Task details:
Exact copies of the lines below are the goal; any images in them are dropped.
· · ·
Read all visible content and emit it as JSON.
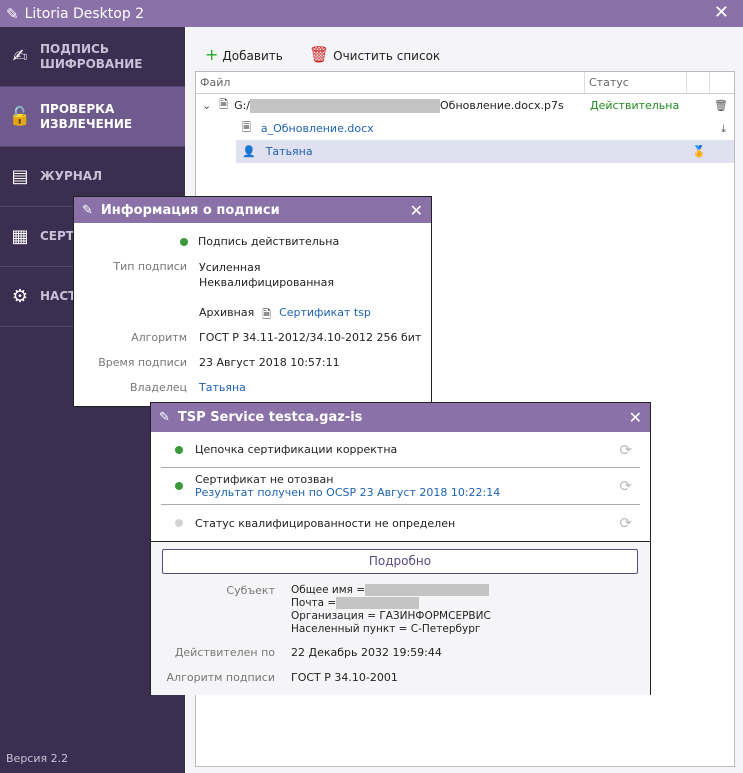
{
  "app": {
    "title": "Litoria Desktop 2",
    "version": "Версия 2.2"
  },
  "sidebar": {
    "items": [
      {
        "label1": "ПОДПИСЬ",
        "label2": "ШИФРОВАНИЕ",
        "icon": "pen-lock-icon"
      },
      {
        "label1": "ПРОВЕРКА",
        "label2": "ИЗВЛЕЧЕНИЕ",
        "icon": "unlock-check-icon",
        "active": true
      },
      {
        "label1": "ЖУРНАЛ",
        "label2": "",
        "icon": "journal-icon"
      },
      {
        "label1": "СЕРТ",
        "label2": "",
        "icon": "certificate-icon"
      },
      {
        "label1": "НАСТ",
        "label2": "",
        "icon": "gear-icon"
      }
    ]
  },
  "toolbar": {
    "add": "Добавить",
    "clear": "Очистить список"
  },
  "table": {
    "headers": [
      "Файл",
      "Статус"
    ],
    "file": {
      "prefix": "G:/",
      "name": "Обновление.docx.p7s",
      "status": "Действительна"
    },
    "content": "a_Обновление.docx",
    "signer": "Татьяна"
  },
  "sig_dialog": {
    "title": "Информация о подписи",
    "status": "Подпись действительна",
    "type_label": "Тип подписи",
    "type1": "Усиленная",
    "type2": "Неквалифицированная",
    "archive": "Архивная",
    "tsp_link": "Сертификат tsp",
    "alg_label": "Алгоритм",
    "alg": "ГОСТ Р 34.11-2012/34.10-2012 256 бит",
    "time_label": "Время подписи",
    "time": "23 Август 2018 10:57:11",
    "owner_label": "Владелец",
    "owner": "Татьяна"
  },
  "tsp_dialog": {
    "title": "TSP Service testca.gaz-is",
    "checks": [
      {
        "text": "Цепочка сертификации корректна",
        "sub": "",
        "state": "ok"
      },
      {
        "text": "Сертификат не отозван",
        "sub": "Результат получен по OCSP 23 Август 2018 10:22:14",
        "state": "ok"
      },
      {
        "text": "Статус квалифицированности не определен",
        "sub": "",
        "state": "unknown"
      }
    ],
    "details_btn": "Подробно",
    "subject_label": "Субъект",
    "cn": "Общее имя =",
    "email": "Почта =",
    "org": "Организация = ГАЗИНФОРМСЕРВИС",
    "city": "Населенный пункт = С-Петербург",
    "valid_label": "Действителен по",
    "valid": "22 Декабрь 2032 19:59:44",
    "alg_label": "Алгоритм подписи",
    "alg": "ГОСТ Р 34.10-2001"
  },
  "colors": {
    "accent": "#8a72a8",
    "sidebar": "#3c2e50",
    "active": "#6e5a8c",
    "ok": "#3b9a3b",
    "link": "#1e62b0"
  }
}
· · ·
Completed task:
Read all visible content and emit it as JSON.
{
  "app": {
    "title": "Litoria Desktop 2",
    "version": "Версия 2.2"
  },
  "sidebar": {
    "items": [
      {
        "label1": "ПОДПИСЬ",
        "label2": "ШИФРОВАНИЕ",
        "icon": "pen-lock-icon"
      },
      {
        "label1": "ПРОВЕРКА",
        "label2": "ИЗВЛЕЧЕНИЕ",
        "icon": "unlock-check-icon",
        "active": true
      },
      {
        "label1": "ЖУРНАЛ",
        "label2": "",
        "icon": "journal-icon"
      },
      {
        "label1": "СЕРТ",
        "label2": "",
        "icon": "certificate-icon"
      },
      {
        "label1": "НАСТ",
        "label2": "",
        "icon": "gear-icon"
      }
    ]
  },
  "toolbar": {
    "add": "Добавить",
    "clear": "Очистить список"
  },
  "table": {
    "headers": [
      "Файл",
      "Статус"
    ],
    "file": {
      "prefix": "G:/",
      "name": "Обновление.docx.p7s",
      "status": "Действительна"
    },
    "content": "a_Обновление.docx",
    "signer": "Татьяна"
  },
  "sig_dialog": {
    "title": "Информация о подписи",
    "status": "Подпись действительна",
    "type_label": "Тип подписи",
    "type1": "Усиленная",
    "type2": "Неквалифицированная",
    "archive": "Архивная",
    "tsp_link": "Сертификат tsp",
    "alg_label": "Алгоритм",
    "alg": "ГОСТ Р 34.11-2012/34.10-2012 256 бит",
    "time_label": "Время подписи",
    "time": "23 Август 2018 10:57:11",
    "owner_label": "Владелец",
    "owner": "Татьяна"
  },
  "tsp_dialog": {
    "title": "TSP Service testca.gaz-is",
    "checks": [
      {
        "text": "Цепочка сертификации корректна",
        "sub": "",
        "state": "ok"
      },
      {
        "text": "Сертификат не отозван",
        "sub": "Результат получен по OCSP 23 Август 2018 10:22:14",
        "state": "ok"
      },
      {
        "text": "Статус квалифицированности не определен",
        "sub": "",
        "state": "unknown"
      }
    ],
    "details_btn": "Подробно",
    "subject_label": "Субъект",
    "cn": "Общее имя =",
    "email": "Почта =",
    "org": "Организация = ГАЗИНФОРМСЕРВИС",
    "city": "Населенный пункт = С-Петербург",
    "valid_label": "Действителен по",
    "valid": "22 Декабрь 2032 19:59:44",
    "alg_label": "Алгоритм подписи",
    "alg": "ГОСТ Р 34.10-2001"
  },
  "colors": {
    "accent": "#8a72a8",
    "sidebar": "#3c2e50",
    "active": "#6e5a8c",
    "ok": "#3b9a3b",
    "link": "#1e62b0"
  }
}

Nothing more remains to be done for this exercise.